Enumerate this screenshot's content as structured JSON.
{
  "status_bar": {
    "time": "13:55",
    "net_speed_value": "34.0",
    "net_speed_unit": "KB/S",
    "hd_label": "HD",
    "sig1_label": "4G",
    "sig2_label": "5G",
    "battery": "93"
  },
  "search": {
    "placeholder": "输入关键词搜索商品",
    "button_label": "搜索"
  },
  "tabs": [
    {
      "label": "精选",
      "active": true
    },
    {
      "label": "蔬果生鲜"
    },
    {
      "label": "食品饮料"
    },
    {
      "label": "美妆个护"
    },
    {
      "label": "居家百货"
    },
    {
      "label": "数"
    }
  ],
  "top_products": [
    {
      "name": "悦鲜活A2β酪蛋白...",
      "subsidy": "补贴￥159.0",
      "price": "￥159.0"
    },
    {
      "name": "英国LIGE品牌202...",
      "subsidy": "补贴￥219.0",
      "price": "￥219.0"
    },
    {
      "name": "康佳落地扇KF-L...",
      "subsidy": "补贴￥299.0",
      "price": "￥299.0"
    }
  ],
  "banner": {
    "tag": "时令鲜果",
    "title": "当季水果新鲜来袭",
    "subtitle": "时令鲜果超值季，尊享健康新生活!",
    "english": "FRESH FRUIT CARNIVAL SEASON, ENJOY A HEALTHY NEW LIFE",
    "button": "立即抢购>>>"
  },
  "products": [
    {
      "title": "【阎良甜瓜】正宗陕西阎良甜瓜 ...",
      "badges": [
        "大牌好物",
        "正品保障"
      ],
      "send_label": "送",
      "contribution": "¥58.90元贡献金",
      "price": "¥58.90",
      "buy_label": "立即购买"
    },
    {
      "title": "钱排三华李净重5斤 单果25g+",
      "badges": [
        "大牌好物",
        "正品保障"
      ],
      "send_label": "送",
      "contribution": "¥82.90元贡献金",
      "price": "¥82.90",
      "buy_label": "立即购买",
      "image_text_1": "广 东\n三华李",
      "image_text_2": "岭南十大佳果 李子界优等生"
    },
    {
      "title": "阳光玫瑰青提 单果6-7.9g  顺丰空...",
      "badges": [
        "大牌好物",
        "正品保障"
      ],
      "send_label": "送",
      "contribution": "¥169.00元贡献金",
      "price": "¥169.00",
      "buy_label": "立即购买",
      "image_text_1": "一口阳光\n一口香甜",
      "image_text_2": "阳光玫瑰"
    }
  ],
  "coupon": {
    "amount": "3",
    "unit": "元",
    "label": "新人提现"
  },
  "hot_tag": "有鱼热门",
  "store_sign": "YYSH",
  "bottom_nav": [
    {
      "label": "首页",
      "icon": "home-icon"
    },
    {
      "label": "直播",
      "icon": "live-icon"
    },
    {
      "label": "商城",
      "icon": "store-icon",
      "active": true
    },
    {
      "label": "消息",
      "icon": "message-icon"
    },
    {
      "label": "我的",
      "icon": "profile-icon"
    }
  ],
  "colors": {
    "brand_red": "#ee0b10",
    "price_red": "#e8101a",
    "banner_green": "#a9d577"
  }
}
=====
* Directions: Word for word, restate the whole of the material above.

* Exercise solution:
Enumerate this screenshot's content as structured JSON.
{
  "status_bar": {
    "time": "13:55",
    "net_speed_value": "34.0",
    "net_speed_unit": "KB/S",
    "hd_label": "HD",
    "sig1_label": "4G",
    "sig2_label": "5G",
    "battery": "93"
  },
  "search": {
    "placeholder": "输入关键词搜索商品",
    "button_label": "搜索"
  },
  "tabs": [
    {
      "label": "精选",
      "active": true
    },
    {
      "label": "蔬果生鲜"
    },
    {
      "label": "食品饮料"
    },
    {
      "label": "美妆个护"
    },
    {
      "label": "居家百货"
    },
    {
      "label": "数"
    }
  ],
  "top_products": [
    {
      "name": "悦鲜活A2β酪蛋白...",
      "subsidy": "补贴￥159.0",
      "price": "￥159.0"
    },
    {
      "name": "英国LIGE品牌202...",
      "subsidy": "补贴￥219.0",
      "price": "￥219.0"
    },
    {
      "name": "康佳落地扇KF-L...",
      "subsidy": "补贴￥299.0",
      "price": "￥299.0"
    }
  ],
  "banner": {
    "tag": "时令鲜果",
    "title": "当季水果新鲜来袭",
    "subtitle": "时令鲜果超值季，尊享健康新生活!",
    "english": "FRESH FRUIT CARNIVAL SEASON, ENJOY A HEALTHY NEW LIFE",
    "button": "立即抢购>>>"
  },
  "products": [
    {
      "title": "【阎良甜瓜】正宗陕西阎良甜瓜 ...",
      "badges": [
        "大牌好物",
        "正品保障"
      ],
      "send_label": "送",
      "contribution": "¥58.90元贡献金",
      "price": "¥58.90",
      "buy_label": "立即购买"
    },
    {
      "title": "钱排三华李净重5斤 单果25g+",
      "badges": [
        "大牌好物",
        "正品保障"
      ],
      "send_label": "送",
      "contribution": "¥82.90元贡献金",
      "price": "¥82.90",
      "buy_label": "立即购买",
      "image_text_1": "广 东\n三华李",
      "image_text_2": "岭南十大佳果 李子界优等生"
    },
    {
      "title": "阳光玫瑰青提 单果6-7.9g  顺丰空...",
      "badges": [
        "大牌好物",
        "正品保障"
      ],
      "send_label": "送",
      "contribution": "¥169.00元贡献金",
      "price": "¥169.00",
      "buy_label": "立即购买",
      "image_text_1": "一口阳光\n一口香甜",
      "image_text_2": "阳光玫瑰"
    }
  ],
  "coupon": {
    "amount": "3",
    "unit": "元",
    "label": "新人提现"
  },
  "hot_tag": "有鱼热门",
  "store_sign": "YYSH",
  "bottom_nav": [
    {
      "label": "首页",
      "icon": "home-icon"
    },
    {
      "label": "直播",
      "icon": "live-icon"
    },
    {
      "label": "商城",
      "icon": "store-icon",
      "active": true
    },
    {
      "label": "消息",
      "icon": "message-icon"
    },
    {
      "label": "我的",
      "icon": "profile-icon"
    }
  ],
  "colors": {
    "brand_red": "#ee0b10",
    "price_red": "#e8101a",
    "banner_green": "#a9d577"
  }
}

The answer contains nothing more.